    ReplyDelete
    Replies
    1. Hi Kumar, glad you enjoyed the salad! This is a fun drink, too -- pretty, and loads of good flavor. Thanks for the comment.

      Delete
  41. I didn't know the mint julep had a little brother! I loved learning about the origin of the smash. Thanks for sharing. Can't wait to try one now!

    ReplyDelete
    Replies
    1. Hi Lisa, you don't see smashes that much these days, although it's a dandy drink. Thanks for the comment.

      Delete
  42. Beautiful presentation. This is one my hubby would love.

    ReplyDelete
    Replies
    1. Hi Dawn, this is a great drink -- I hope your hubby enjoys it. ;-) Thanks for the comment.

      Delete
  43. I knew I'd love it the mo-mint I saw it. What a great achieve-mint!

    (These puns are getting out of hand. I may need to go into treat-mint.)

    ReplyDelete
  44. Replies
    1. Hi Kristi, mint is great in so many things, isn't it? It's wonderful in drinks! Thanks for the comment.

      Delete
  45. Wow John, it has smashing color and light! Such a gorgeous photo of the cocktail. I didn't know cocktail has different meaning back then. It's always fun to learn the history and how words (or anything) evolve throughout the time. :)

    ReplyDelete
    Replies
    1. Hi Nami, isn't this pretty? Awfully tasty, too. ;-) Thanks for the comment.

      Delete
  46. I usually just cook with liquor, but I have brandy and mint, I think I must try this.

    Madonna
    MakeMineLemon

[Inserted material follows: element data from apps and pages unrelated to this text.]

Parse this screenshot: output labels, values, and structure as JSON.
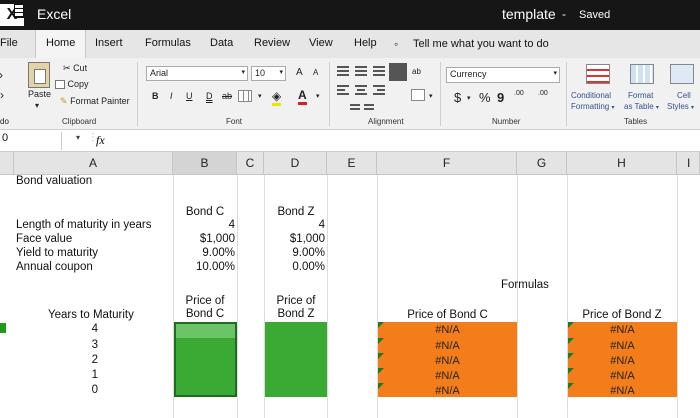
{
  "app": {
    "name": "Excel",
    "document": "template",
    "separator": "-",
    "status": "Saved"
  },
  "tabs": [
    "File",
    "Home",
    "Insert",
    "Formulas",
    "Data",
    "Review",
    "View",
    "Help"
  ],
  "tell_me": "Tell me what you want to do",
  "ribbon": {
    "clipboard": {
      "paste": "Paste",
      "cut": "Cut",
      "copy": "Copy",
      "format_painter": "Format Painter",
      "label": "Clipboard"
    },
    "font": {
      "name": "Arial",
      "size": "10",
      "grow": "A",
      "shrink": "A",
      "bold": "B",
      "italic": "I",
      "underline": "U",
      "double_underline": "D",
      "strike": "ab",
      "font_color": "A",
      "label": "Font"
    },
    "alignment": {
      "wrap": "ab",
      "label": "Alignment"
    },
    "number": {
      "format": "Currency",
      "currency": "$",
      "percent": "%",
      "comma": "9",
      "inc_decimal": ".00",
      "dec_decimal": ".00",
      "label": "Number"
    },
    "tables": {
      "conditional": "Conditional",
      "formatting": "Formatting",
      "format": "Format",
      "as_table": "as Table",
      "cell": "Cell",
      "styles": "Styles",
      "label": "Tables"
    }
  },
  "left_edge": {
    "tab": "ile",
    "paste_edge": "do"
  },
  "formula_bar": {
    "name_box": "0",
    "fx": "fx"
  },
  "columns": [
    "A",
    "B",
    "C",
    "D",
    "E",
    "F",
    "G",
    "H",
    "I"
  ],
  "sheet": {
    "title": "Bond valuation",
    "bond_c_header": "Bond C",
    "bond_z_header": "Bond Z",
    "labels": [
      "Length of maturity in years",
      "Face value",
      "Yield to maturity",
      "Annual coupon"
    ],
    "bond_c": [
      "4",
      "$1,000",
      "9.00%",
      "10.00%"
    ],
    "bond_z": [
      "4",
      "$1,000",
      "9.00%",
      "0.00%"
    ],
    "formulas_label": "Formulas",
    "years_header": "Years to Maturity",
    "price_c_header": [
      "Price of",
      "Bond C"
    ],
    "price_z_header": [
      "Price of",
      "Bond Z"
    ],
    "years": [
      "4",
      "3",
      "2",
      "1",
      "0"
    ],
    "formula_c_header": "Price of Bond C",
    "formula_z_header": "Price of Bond Z",
    "formula_c_values": [
      "#N/A",
      "#N/A",
      "#N/A",
      "#N/A",
      "#N/A"
    ],
    "formula_z_values": [
      "#N/A",
      "#N/A",
      "#N/A",
      "#N/A",
      "#N/A"
    ]
  },
  "colors": {
    "green_fill": "#3aaa35",
    "orange_fill": "#f37d1a",
    "error_triangle": "#1f7a1f"
  }
}
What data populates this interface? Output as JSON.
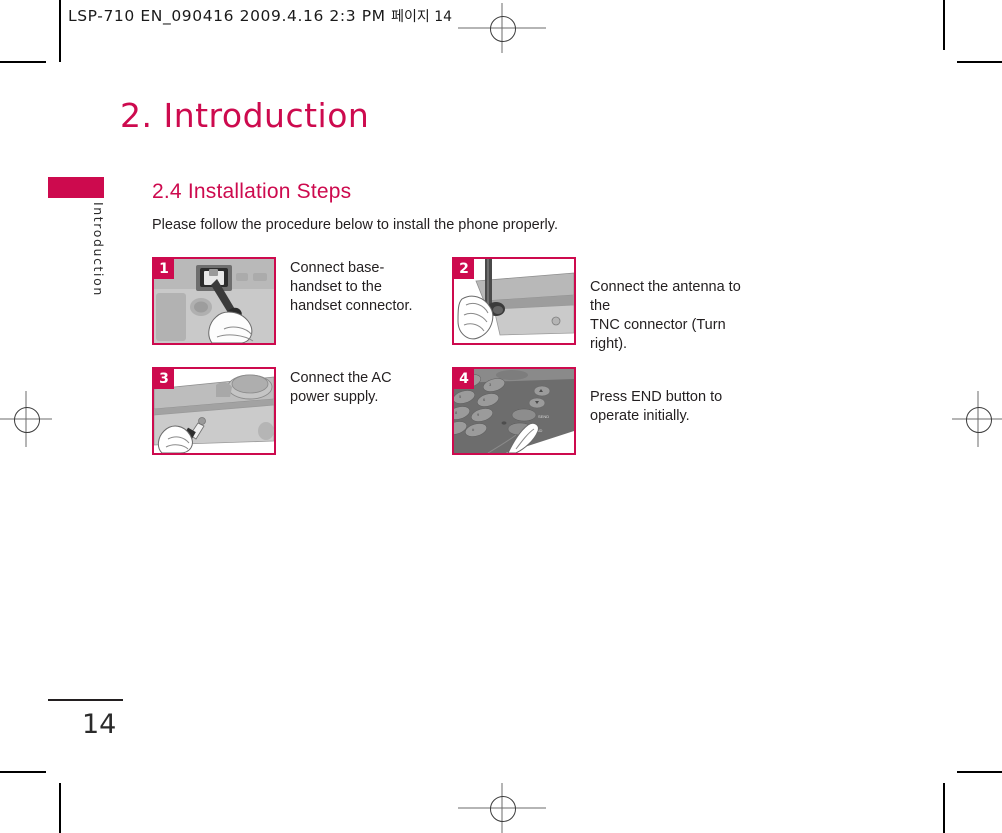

    ReplyDelete
    Replies
    1. Hi Madonna, this really is a nice drink -- really lovely flavor, IMO. Thanks for the comment.

      Delete
  47. I'm loving the moodiness of the dark background, the lighting of the golden liquor in the crystal is gorgeous...and the bright green embellish-mint is lovely too (sorry, couldn't resist).
    I bet that glass has some good weight to it, it's lovely.
    Eva http://kitcheninspirations.wordpress.com/

    ReplyDelete
    Replies
    1. Hi Eva, those dark backgrounds are fun, aren't they? And I agree the embellish-mint is lovely! ;-) Thanks for the comment.

      Delete
  48. You never fail to amaze me with your cocktail photos, look how pretty that is

    ReplyDelete
    Replies
    1. Hi Raymund, thanks for your kind words, and for taking time to comment.

      Delete
  49. Replies
    1. Hi Pamela, isn't this a nice drink? Very tasty. ;-) Thanks for the comment.

      Delete
  50. great cocktail suggestion! we have some brandy at home and really gotta try this!

    ReplyDelete
    Replies
    1. Hi Sarah, this is definitely worth a try! Lovely flavor. Thanks for the comment.

      Delete
  51. Easier to make than a mint juliep and contains brandy? Count me in!!! Love this recipe, and my hubby would love it too! Cheers, Take care, Terra

    ReplyDelete
    Replies
    1. Hi Terra, this is sooo easy and sooo tasty! Enjoy. ;-) Thanks for the comment.

      Delete
  52. This looks like something my husband would love. Thanks for sharing, John!

    ReplyDelete
    Replies
    1. Hi Peachy, it's a great drink! Thanks for the comment.

      Delete
  53. Simply Smashing! And a gorgeous photo to boot. :)

    ReplyDelete
    Replies
    1. Hi Pamela, it is smashing, isn't it? ;-) Thanks for the comment.

      Delete
  54. First, I really like your glass! Second, this drink sounds pretty perfect to me! I only started drinking brandy last Christmas (my brother requested a real fruit cake, so I had a partial bottle from that). Now I love it!

    ReplyDelete
    Replies
    1. Hi Amy, since you like brandy, you'll love this drink! Really tasty. Thanks for the comment.

      Delete
  55. I seriously need more cocktails in my cooking repertoire . . pinned and looks so good!!

    ReplyDelete
    Replies
    1. Hi Alice, cocktails are so much fun! I love their flavor, but their history even more. Thanks for the comment.

      Delete
  56. I would like to try it once with brandy and once with cognac. I wonder what it would taste like with honey bee. John your cocktail is tempting right now!

    ReplyDelete
    Replies
    1. Hi Helene, sorry about that temptation thing. ;-) Thanks for the comment.

      Delete